The University of Oregon is scheduled to play its home opener against North Dakota State on Sept. 5, before hosting Ohio State on Sept. 12 in a highly touted match-up. In all, the Ducks have three home games scheduled in the month of September.

“We will continue to work with state and local officials, public health experts, and campus leadership in navigating all of the unprecedented issues surrounding COVID-19 and when our student-athletes will be able to return to competition,” Oregon Athletics said in a statement after Brown's announcement. “The health and safety of our student-athletes and community will continue to be our top priority.”

Dean Sidelinger, Oregon's epidemiologist, had a similar outlook.

“We want to continue to examine the types of activities that can take place,” he said at the press conference. “Noncontact sports like golf and tennis, where people can maintain a distance, are probably some of the things we will see coming back first.

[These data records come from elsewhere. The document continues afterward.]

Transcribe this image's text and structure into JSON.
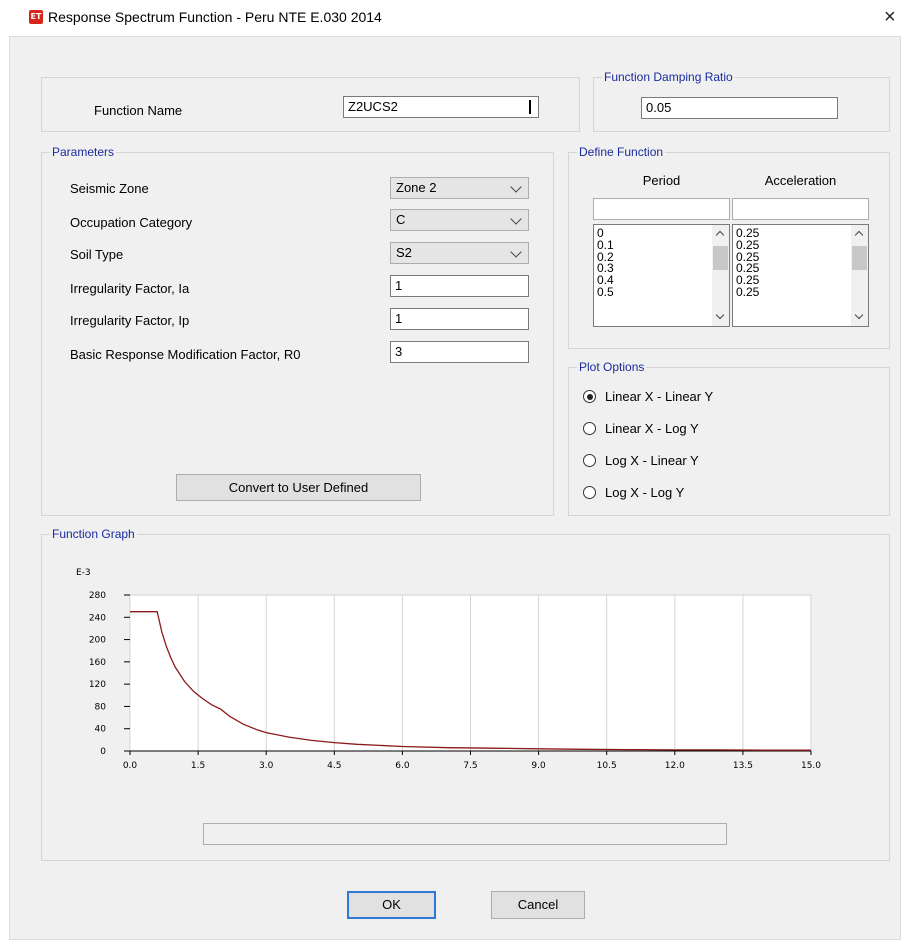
{
  "window": {
    "title": "Response Spectrum Function - Peru NTE E.030 2014",
    "app_icon_text": "ET",
    "close_glyph": "×"
  },
  "function_name": {
    "label": "Function Name",
    "value": "Z2UCS2"
  },
  "damping": {
    "group_title": "Function Damping Ratio",
    "value": "0.05"
  },
  "parameters": {
    "group_title": "Parameters",
    "seismic_zone": {
      "label": "Seismic Zone",
      "value": "Zone 2"
    },
    "occupation_category": {
      "label": "Occupation Category",
      "value": "C"
    },
    "soil_type": {
      "label": "Soil Type",
      "value": "S2"
    },
    "irregularity_ia": {
      "label": "Irregularity Factor, Ia",
      "value": "1"
    },
    "irregularity_ip": {
      "label": "Irregularity Factor, Ip",
      "value": "1"
    },
    "r0": {
      "label": "Basic Response Modification Factor, R0",
      "value": "3"
    },
    "convert_button": "Convert to User Defined"
  },
  "define_function": {
    "group_title": "Define Function",
    "period_header": "Period",
    "acceleration_header": "Acceleration",
    "periods": [
      "0",
      "0.1",
      "0.2",
      "0.3",
      "0.4",
      "0.5"
    ],
    "accelerations": [
      "0.25",
      "0.25",
      "0.25",
      "0.25",
      "0.25",
      "0.25"
    ]
  },
  "plot_options": {
    "group_title": "Plot Options",
    "options": [
      {
        "label": "Linear X - Linear Y",
        "selected": true
      },
      {
        "label": "Linear X - Log Y",
        "selected": false
      },
      {
        "label": "Log X - Linear Y",
        "selected": false
      },
      {
        "label": "Log X - Log Y",
        "selected": false
      }
    ]
  },
  "function_graph": {
    "group_title": "Function Graph",
    "status_text": ""
  },
  "chart_data": {
    "type": "line",
    "y_multiplier_label": "E-3",
    "x_ticks": [
      "0.0",
      "1.5",
      "3.0",
      "4.5",
      "6.0",
      "7.5",
      "9.0",
      "10.5",
      "12.0",
      "13.5",
      "15.0"
    ],
    "y_ticks": [
      "280",
      "240",
      "200",
      "160",
      "120",
      "80",
      "40",
      "0"
    ],
    "xlim": [
      0,
      15
    ],
    "ylim": [
      0,
      280
    ],
    "grid": true,
    "line_color": "#8b1a1a",
    "series": [
      {
        "x": [
          0,
          0.1,
          0.2,
          0.3,
          0.4,
          0.5,
          0.6,
          0.7,
          0.8,
          0.9,
          1.0,
          1.2,
          1.4,
          1.6,
          1.8,
          2.0,
          2.2,
          2.5,
          2.8,
          3.0,
          3.5,
          4.0,
          4.5,
          5.0,
          6.0,
          7.0,
          8.0,
          9.0,
          10.0,
          11.0,
          12.0,
          13.0,
          14.0,
          15.0
        ],
        "y": [
          250,
          250,
          250,
          250,
          250,
          250,
          250,
          214,
          188,
          167,
          150,
          125,
          107,
          94,
          83,
          75,
          62,
          48,
          38,
          33,
          25,
          19,
          15,
          12,
          8,
          6,
          5,
          4,
          3,
          2.5,
          2,
          2,
          1.5,
          1.5
        ]
      }
    ]
  },
  "buttons": {
    "ok": "OK",
    "cancel": "Cancel"
  }
}
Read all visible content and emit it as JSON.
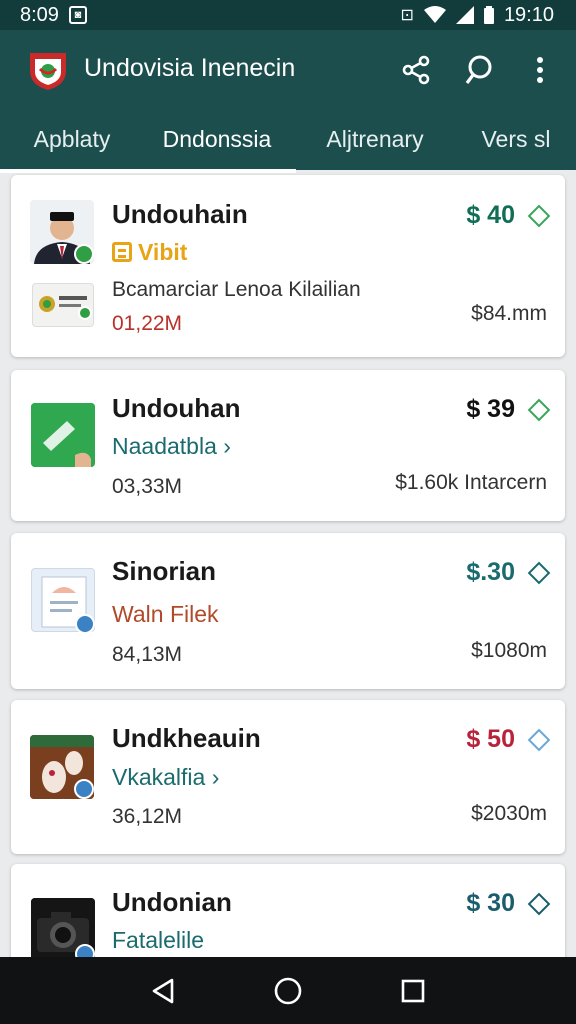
{
  "status": {
    "time": "8:09",
    "clock_right": "19:10"
  },
  "app": {
    "title": "Undovisia Inenecin"
  },
  "actions": {
    "share_icon": "share-icon",
    "search_icon": "search-icon",
    "more_icon": "more-vert-icon"
  },
  "tabs": [
    {
      "label": "Apblaty"
    },
    {
      "label": "Dndonssia"
    },
    {
      "label": "Aljtrenary"
    },
    {
      "label": "Vers sl"
    }
  ],
  "cards": [
    {
      "title": "Undouhain",
      "price": "$ 40",
      "sub": "Vibit",
      "desc": "Bcamarciar Lenoa Kilailian",
      "meta": "01,22M",
      "right": "$84.mm",
      "colors": {
        "price": "#0f6e55",
        "sub": "#e8a316",
        "meta": "#b8322a"
      }
    },
    {
      "title": "Undouhan",
      "price": "$ 39",
      "sub": "Naadatbla",
      "meta": "03,33M",
      "right": "$1.60k Intarcern",
      "colors": {
        "price": "#111111",
        "sub": "#1a6b6e"
      }
    },
    {
      "title": "Sinorian",
      "price": "$.30",
      "sub": "Waln Filek",
      "meta": "84,13M",
      "right": "$1080m",
      "colors": {
        "price": "#1a6b6e",
        "sub": "#b04a2a"
      }
    },
    {
      "title": "Undkheauin",
      "price": "$ 50",
      "sub": "Vkakalfia",
      "meta": "36,12M",
      "right": "$2030m",
      "colors": {
        "price": "#b8233a",
        "sub": "#1a6b6e"
      }
    },
    {
      "title": "Undonian",
      "price": "$ 30",
      "sub": "Fatalelile",
      "colors": {
        "price": "#1a5e6e",
        "sub": "#1a6b6e"
      }
    }
  ]
}
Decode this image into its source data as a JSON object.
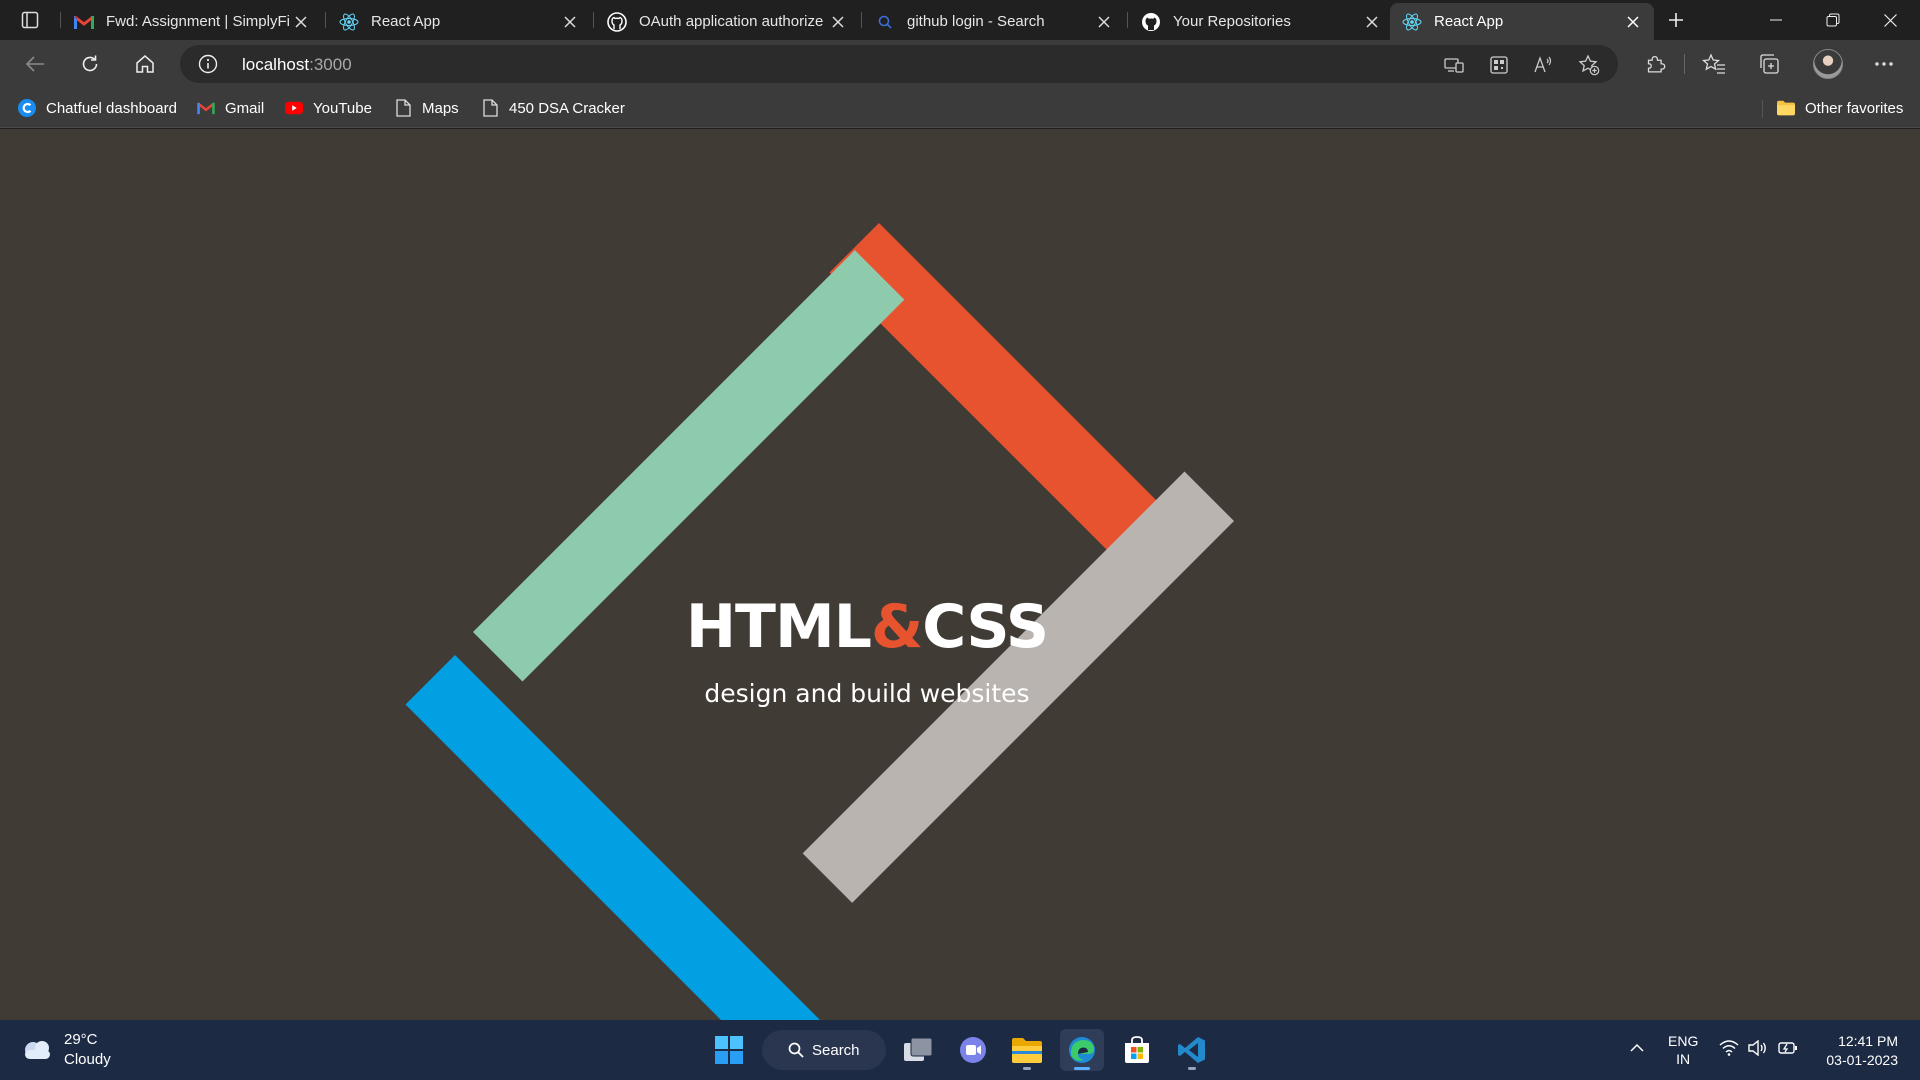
{
  "browser": {
    "tabs": [
      {
        "title": "Fwd: Assignment | SimplyFi",
        "favicon": "gmail-icon",
        "active": false
      },
      {
        "title": "React App",
        "favicon": "react-icon",
        "active": false
      },
      {
        "title": "OAuth application authorize",
        "favicon": "github-icon",
        "active": false
      },
      {
        "title": "github login - Search",
        "favicon": "search-icon",
        "active": false
      },
      {
        "title": "Your Repositories",
        "favicon": "github-icon",
        "active": false
      },
      {
        "title": "React App",
        "favicon": "react-icon",
        "active": true
      }
    ],
    "address": {
      "host": "localhost",
      "port": ":3000"
    },
    "favorites": [
      {
        "label": "Chatfuel dashboard",
        "icon": "chatfuel-icon"
      },
      {
        "label": "Gmail",
        "icon": "gmail-icon"
      },
      {
        "label": "YouTube",
        "icon": "youtube-icon"
      },
      {
        "label": "Maps",
        "icon": "page-icon"
      },
      {
        "label": "450 DSA Cracker",
        "icon": "page-icon"
      }
    ],
    "other_favorites": "Other favorites"
  },
  "page": {
    "title_left": "HTML",
    "title_amp": "&",
    "title_right": "CSS",
    "subtitle": "design and build websites",
    "colors": {
      "background": "#403b35",
      "green": "#8ecbad",
      "red": "#e8532f",
      "gray": "#b9b4b0",
      "blue": "#029fe3"
    }
  },
  "taskbar": {
    "weather": {
      "temp": "29°C",
      "condition": "Cloudy"
    },
    "search_label": "Search",
    "lang": "ENG",
    "region": "IN",
    "time": "12:41 PM",
    "date": "03-01-2023"
  }
}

For some other sports, basketball and football and other things where there is more close contact, obviously there is more risk."